Problem requirements.
Lines in which "answers" appears should be pulled from the data below.

Data to use.
------------------------
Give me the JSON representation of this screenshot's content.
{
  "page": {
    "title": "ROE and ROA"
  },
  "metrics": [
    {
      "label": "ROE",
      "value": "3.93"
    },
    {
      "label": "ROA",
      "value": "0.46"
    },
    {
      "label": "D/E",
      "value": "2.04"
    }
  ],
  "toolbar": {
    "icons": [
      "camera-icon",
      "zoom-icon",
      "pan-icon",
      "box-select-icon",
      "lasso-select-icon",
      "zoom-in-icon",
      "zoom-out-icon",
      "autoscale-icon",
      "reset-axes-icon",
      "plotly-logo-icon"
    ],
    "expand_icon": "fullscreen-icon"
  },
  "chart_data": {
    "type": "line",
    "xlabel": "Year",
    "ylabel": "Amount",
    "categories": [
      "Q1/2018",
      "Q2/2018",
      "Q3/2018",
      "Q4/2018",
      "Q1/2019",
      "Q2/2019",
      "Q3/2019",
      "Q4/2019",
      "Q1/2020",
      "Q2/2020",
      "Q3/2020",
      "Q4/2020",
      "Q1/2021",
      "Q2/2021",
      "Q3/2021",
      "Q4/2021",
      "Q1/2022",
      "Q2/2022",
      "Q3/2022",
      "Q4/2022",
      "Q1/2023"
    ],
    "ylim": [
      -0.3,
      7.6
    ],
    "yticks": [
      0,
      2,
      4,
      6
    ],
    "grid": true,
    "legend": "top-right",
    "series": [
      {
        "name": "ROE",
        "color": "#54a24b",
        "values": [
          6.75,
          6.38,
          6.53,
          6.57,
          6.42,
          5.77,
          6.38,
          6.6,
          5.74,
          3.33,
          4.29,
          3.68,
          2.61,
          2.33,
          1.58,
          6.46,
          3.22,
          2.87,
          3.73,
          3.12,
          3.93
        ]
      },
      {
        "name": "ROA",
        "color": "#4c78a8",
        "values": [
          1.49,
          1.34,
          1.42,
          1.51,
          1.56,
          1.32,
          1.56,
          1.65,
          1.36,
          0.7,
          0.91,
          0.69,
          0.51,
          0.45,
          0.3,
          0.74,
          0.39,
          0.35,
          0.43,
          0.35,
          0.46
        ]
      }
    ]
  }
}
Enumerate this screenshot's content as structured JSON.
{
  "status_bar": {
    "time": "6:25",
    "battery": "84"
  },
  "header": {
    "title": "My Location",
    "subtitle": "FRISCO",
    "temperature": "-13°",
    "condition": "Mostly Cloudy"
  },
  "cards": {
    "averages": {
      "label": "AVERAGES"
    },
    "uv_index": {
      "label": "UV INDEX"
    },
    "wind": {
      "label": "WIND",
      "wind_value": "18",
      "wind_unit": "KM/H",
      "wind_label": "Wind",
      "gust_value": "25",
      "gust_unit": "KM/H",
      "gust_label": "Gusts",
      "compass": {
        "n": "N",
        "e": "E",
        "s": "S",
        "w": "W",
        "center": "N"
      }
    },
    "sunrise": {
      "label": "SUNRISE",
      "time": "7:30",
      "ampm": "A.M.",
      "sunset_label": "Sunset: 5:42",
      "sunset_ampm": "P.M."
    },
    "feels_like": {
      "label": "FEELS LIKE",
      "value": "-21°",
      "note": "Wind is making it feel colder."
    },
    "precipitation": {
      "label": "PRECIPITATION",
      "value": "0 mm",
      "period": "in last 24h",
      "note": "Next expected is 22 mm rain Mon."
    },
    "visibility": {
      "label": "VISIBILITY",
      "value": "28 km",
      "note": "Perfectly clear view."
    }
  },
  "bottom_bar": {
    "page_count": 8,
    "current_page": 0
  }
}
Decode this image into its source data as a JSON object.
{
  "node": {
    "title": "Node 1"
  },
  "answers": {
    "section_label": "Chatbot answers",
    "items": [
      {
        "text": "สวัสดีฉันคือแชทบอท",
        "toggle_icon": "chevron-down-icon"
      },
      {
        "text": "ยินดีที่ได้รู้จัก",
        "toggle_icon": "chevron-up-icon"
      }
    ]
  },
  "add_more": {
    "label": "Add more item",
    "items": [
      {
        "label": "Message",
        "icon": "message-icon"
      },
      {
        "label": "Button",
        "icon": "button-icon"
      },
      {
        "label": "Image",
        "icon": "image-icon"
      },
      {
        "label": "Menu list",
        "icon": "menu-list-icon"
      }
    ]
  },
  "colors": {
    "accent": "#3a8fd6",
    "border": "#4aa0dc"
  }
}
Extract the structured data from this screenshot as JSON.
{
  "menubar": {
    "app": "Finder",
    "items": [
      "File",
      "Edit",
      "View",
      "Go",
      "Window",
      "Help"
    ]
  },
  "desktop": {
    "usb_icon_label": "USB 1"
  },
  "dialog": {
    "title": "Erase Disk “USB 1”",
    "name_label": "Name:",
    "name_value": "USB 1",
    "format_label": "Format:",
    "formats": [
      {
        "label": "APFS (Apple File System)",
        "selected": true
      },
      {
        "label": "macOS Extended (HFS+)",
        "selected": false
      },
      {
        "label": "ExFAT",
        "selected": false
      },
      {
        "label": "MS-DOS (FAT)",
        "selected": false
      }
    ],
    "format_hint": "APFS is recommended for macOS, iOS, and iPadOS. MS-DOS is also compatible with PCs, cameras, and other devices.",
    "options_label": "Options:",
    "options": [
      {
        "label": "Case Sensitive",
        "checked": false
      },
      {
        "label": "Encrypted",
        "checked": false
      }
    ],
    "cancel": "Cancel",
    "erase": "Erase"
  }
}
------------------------
Finished task.
  "answers": {
    "section_label": "Chatbot answers",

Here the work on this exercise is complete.